Unfortunately in the Middle East, we operate with one hand tied behind our backs. America is not present in Baghdad, or Teheran or Tripoli. What we know must come from intelligence or third country sources. These, of course, are enormously useful, but they require policy makers to see and interpret the policies of both our friends and foes largely through the eyes of others, not our own. Unfortunately for many years, in administrations of both political parties, we have come to regard an American diplomatic presence as a reward for good, or at least acceptable, behavior. Our regional adversaries, such as North Korea, or Iran, Iraq or Cuba have been punished for their misdeeds by the withdrawal of American diplomats. The result is that we have limited reliable, firsthand information about these countries and few channels for directly interacting with them. We are the losers more than they.
An equally serious problem is the fact that, because diplomats are not on the ground, we are thereby inhibited from influencing nongovernmental entities. An increasingly important aspect of America’s interaction with the world is what is now know as public diplomacy: the effort to affect political, social and economic groups in a foreign society in ways that enhance their understanding of our policies, sympathy for our motives and appreciation for the strengths and values of our democratic society. Today civil society is as important a source of power as formal government structures. Dropping leaflets over potential battle zones, or even broadcasting rock music programs laced with U.S.-generated news is no substitute for direct interaction with people and institutions.

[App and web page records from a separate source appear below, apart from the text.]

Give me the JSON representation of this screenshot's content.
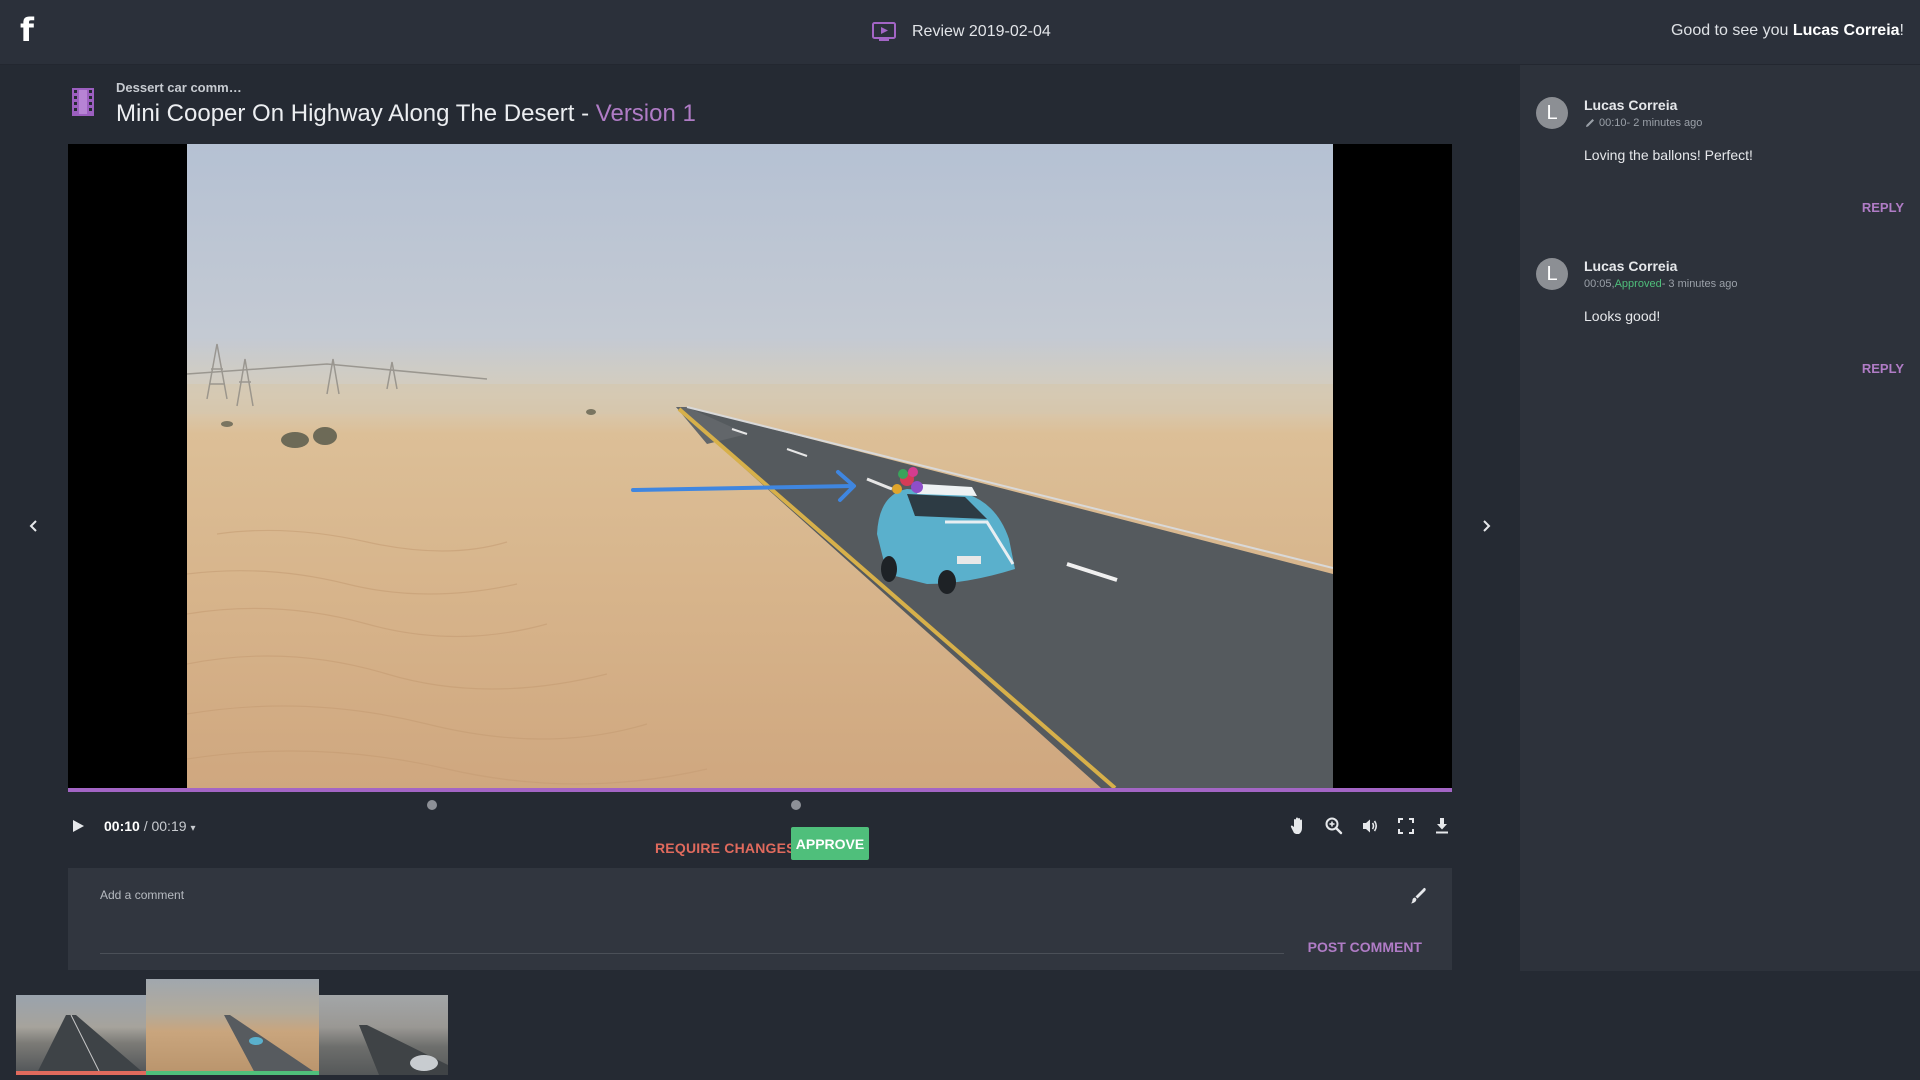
{
  "app": {
    "logo": "f",
    "review_title": "Review 2019-02-04",
    "greeting_prefix": "Good to see you ",
    "greeting_name": "Lucas Correia",
    "greeting_suffix": "!"
  },
  "asset": {
    "subtitle": "Dessert car comm…",
    "title": "Mini Cooper On Highway Along The Desert - ",
    "version": "Version 1"
  },
  "player": {
    "current_time": "00:10",
    "separator": " / ",
    "duration": "00:19",
    "progress_fraction": 1.0,
    "comment_markers_seconds": [
      5,
      10
    ],
    "controls": [
      "pan-hand-icon",
      "zoom-icon",
      "volume-icon",
      "fullscreen-icon",
      "download-icon"
    ]
  },
  "actions": {
    "require_changes": "REQUIRE CHANGES",
    "approve": "APPROVE"
  },
  "comment_box": {
    "placeholder": "Add a comment",
    "post": "POST COMMENT"
  },
  "comments": [
    {
      "avatar": "L",
      "author": "Lucas Correia",
      "meta_time": "00:10",
      "meta_status": "",
      "meta_ago": " - 2 minutes ago",
      "text": "Loving the ballons! Perfect!",
      "reply": "REPLY"
    },
    {
      "avatar": "L",
      "author": "Lucas Correia",
      "meta_time": "00:05, ",
      "meta_status": "Approved",
      "meta_ago": " - 3 minutes ago",
      "text": "Looks good!",
      "reply": "REPLY"
    }
  ],
  "colors": {
    "accent_purple": "#b07cc6",
    "approve_green": "#4fbf7b",
    "require_red": "#e06a5d",
    "annotation_blue": "#3f86e0"
  }
}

Clearly, as the Iraqi crisis plays out, we will need to step up our public as well as traditional diplomacy throughout the Middle East, in the Muslim world at large and with friends and foes on every continent. Telling America’s story will have new relevance and new urgency. Maintaining alliances, building coalitions and marshalling resources will take on ever greater saliency. Diplomacy will continue to be, not only America’s first line of defense, but also its first line of offense in a world of uncertain challenges and continuing risks.